(Excerpts from an interface dataset)
:::

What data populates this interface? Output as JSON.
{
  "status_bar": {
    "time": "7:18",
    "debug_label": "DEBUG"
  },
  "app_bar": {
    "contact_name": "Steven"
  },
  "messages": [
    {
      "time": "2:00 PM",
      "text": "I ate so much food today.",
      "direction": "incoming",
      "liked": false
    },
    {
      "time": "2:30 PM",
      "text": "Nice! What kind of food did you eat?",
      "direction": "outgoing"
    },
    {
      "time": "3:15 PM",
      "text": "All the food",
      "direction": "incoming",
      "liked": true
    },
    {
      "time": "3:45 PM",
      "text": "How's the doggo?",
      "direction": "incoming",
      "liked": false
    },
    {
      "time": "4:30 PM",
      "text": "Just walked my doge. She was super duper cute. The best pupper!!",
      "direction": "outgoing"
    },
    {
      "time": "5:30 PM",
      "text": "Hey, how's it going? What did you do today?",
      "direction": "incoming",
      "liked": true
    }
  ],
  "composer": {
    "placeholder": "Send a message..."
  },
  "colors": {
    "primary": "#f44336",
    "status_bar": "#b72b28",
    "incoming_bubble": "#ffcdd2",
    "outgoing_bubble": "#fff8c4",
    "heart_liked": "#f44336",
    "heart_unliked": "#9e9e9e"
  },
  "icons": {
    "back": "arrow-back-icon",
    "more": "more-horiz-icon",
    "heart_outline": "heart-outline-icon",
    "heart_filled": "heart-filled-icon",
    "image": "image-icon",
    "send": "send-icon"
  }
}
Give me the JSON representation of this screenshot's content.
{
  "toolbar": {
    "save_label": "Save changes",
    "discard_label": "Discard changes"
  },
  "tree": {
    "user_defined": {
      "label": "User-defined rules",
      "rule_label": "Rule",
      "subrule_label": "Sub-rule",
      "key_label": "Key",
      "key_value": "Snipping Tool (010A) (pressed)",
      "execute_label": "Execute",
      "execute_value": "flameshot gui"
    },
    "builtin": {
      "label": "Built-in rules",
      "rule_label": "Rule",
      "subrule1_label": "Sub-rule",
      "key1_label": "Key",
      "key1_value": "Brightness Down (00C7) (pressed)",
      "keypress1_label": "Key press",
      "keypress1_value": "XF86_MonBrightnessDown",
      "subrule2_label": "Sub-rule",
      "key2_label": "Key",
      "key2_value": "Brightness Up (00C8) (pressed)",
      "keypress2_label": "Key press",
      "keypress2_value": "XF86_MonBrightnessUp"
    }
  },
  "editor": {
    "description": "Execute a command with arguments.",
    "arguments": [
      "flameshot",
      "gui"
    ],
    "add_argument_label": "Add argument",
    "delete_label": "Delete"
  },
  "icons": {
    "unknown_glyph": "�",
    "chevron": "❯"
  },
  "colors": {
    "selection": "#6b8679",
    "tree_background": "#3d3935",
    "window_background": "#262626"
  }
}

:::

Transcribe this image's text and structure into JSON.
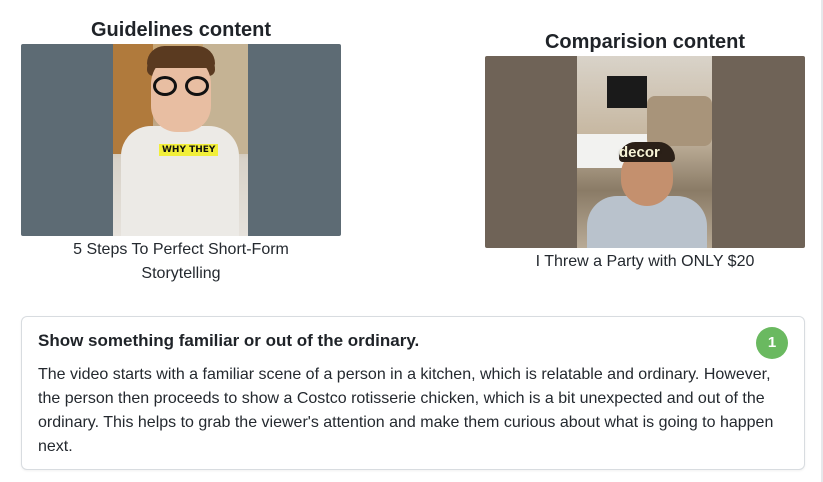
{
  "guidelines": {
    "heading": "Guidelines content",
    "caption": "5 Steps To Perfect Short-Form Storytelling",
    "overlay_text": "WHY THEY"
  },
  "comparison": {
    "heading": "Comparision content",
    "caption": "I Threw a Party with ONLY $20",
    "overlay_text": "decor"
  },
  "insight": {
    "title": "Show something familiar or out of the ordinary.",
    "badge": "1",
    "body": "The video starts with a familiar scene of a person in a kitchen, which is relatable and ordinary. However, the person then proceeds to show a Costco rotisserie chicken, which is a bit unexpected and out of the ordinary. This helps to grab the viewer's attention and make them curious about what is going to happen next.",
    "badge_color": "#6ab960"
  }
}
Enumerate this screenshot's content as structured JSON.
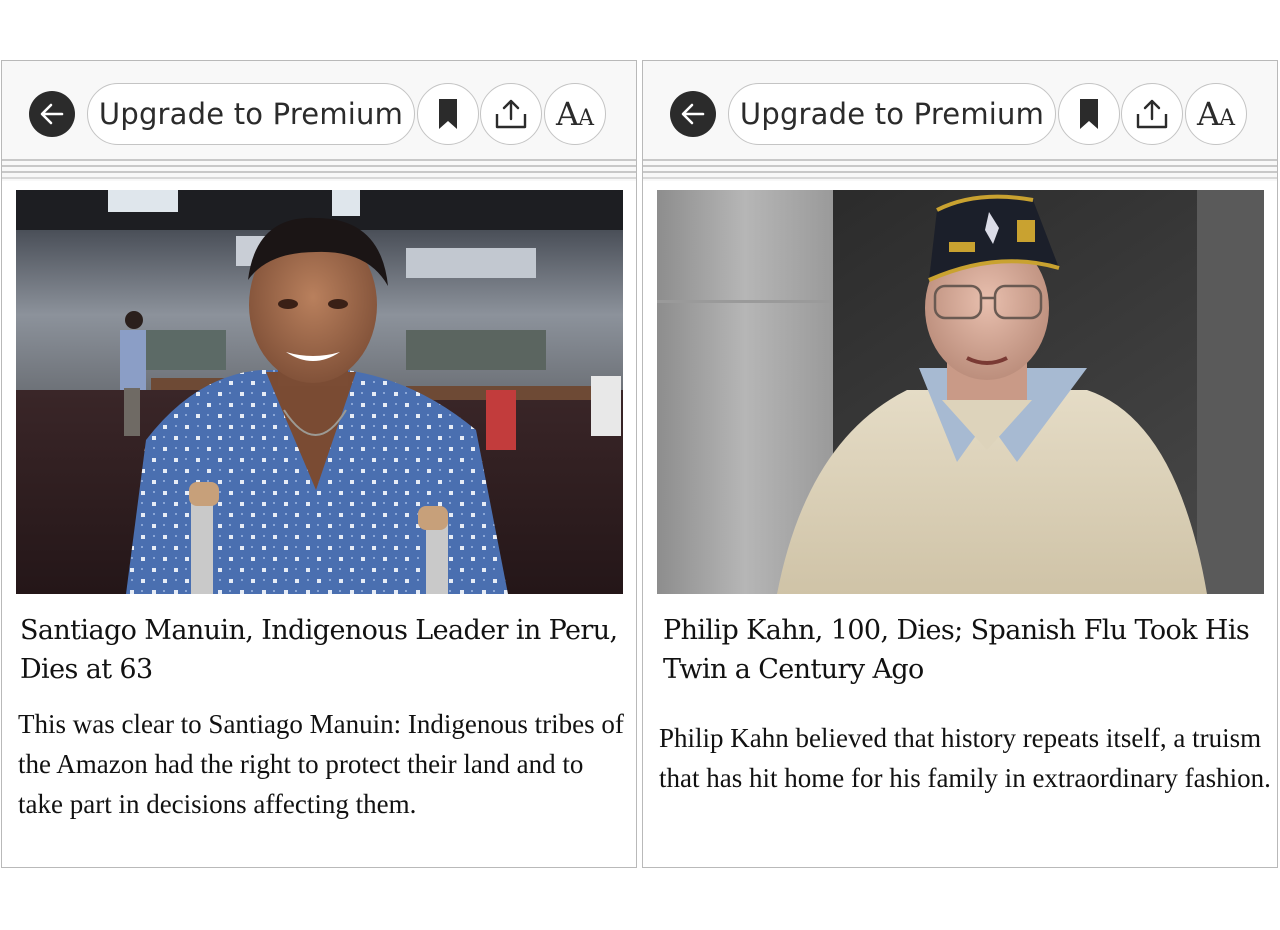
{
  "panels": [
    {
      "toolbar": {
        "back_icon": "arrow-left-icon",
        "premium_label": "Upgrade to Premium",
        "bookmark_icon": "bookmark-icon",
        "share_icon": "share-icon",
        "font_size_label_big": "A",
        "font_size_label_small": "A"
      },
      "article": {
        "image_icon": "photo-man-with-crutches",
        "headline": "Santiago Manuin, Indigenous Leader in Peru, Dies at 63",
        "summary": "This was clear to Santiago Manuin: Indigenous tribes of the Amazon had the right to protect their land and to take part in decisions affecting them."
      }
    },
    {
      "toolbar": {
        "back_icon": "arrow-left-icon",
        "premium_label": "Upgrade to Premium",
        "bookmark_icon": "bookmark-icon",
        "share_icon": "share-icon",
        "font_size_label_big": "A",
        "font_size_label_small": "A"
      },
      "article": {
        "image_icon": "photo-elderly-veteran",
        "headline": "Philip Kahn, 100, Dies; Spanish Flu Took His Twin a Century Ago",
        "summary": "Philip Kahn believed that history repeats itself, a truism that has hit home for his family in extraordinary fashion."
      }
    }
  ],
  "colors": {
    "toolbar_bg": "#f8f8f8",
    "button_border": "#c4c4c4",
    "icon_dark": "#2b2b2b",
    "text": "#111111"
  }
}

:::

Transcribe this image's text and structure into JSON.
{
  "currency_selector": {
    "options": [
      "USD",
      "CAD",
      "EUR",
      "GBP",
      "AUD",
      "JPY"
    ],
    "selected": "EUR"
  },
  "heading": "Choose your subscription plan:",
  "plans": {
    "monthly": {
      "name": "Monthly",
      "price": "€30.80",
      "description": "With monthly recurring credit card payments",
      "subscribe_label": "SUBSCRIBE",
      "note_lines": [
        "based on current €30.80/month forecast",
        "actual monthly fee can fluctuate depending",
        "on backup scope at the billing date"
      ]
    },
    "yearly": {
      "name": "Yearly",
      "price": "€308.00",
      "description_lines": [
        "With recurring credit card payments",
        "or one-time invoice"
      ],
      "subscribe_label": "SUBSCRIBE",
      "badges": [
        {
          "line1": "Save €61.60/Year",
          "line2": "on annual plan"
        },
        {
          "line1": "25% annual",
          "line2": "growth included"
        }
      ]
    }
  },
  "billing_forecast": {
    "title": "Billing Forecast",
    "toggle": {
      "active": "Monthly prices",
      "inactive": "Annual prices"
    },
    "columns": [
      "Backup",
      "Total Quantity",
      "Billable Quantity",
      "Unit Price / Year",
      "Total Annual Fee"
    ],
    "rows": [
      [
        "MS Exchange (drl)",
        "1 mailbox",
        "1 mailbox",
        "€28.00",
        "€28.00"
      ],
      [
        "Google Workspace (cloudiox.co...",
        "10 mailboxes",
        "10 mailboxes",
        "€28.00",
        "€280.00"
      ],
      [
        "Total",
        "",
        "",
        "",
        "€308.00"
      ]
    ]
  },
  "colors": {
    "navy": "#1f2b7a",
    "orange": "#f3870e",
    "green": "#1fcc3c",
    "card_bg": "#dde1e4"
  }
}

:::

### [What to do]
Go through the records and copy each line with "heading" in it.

### [Task result]
    "heading": "Guidelines content",
    "heading": "Comparision content",
  "heading": "Choose your subscription plan:",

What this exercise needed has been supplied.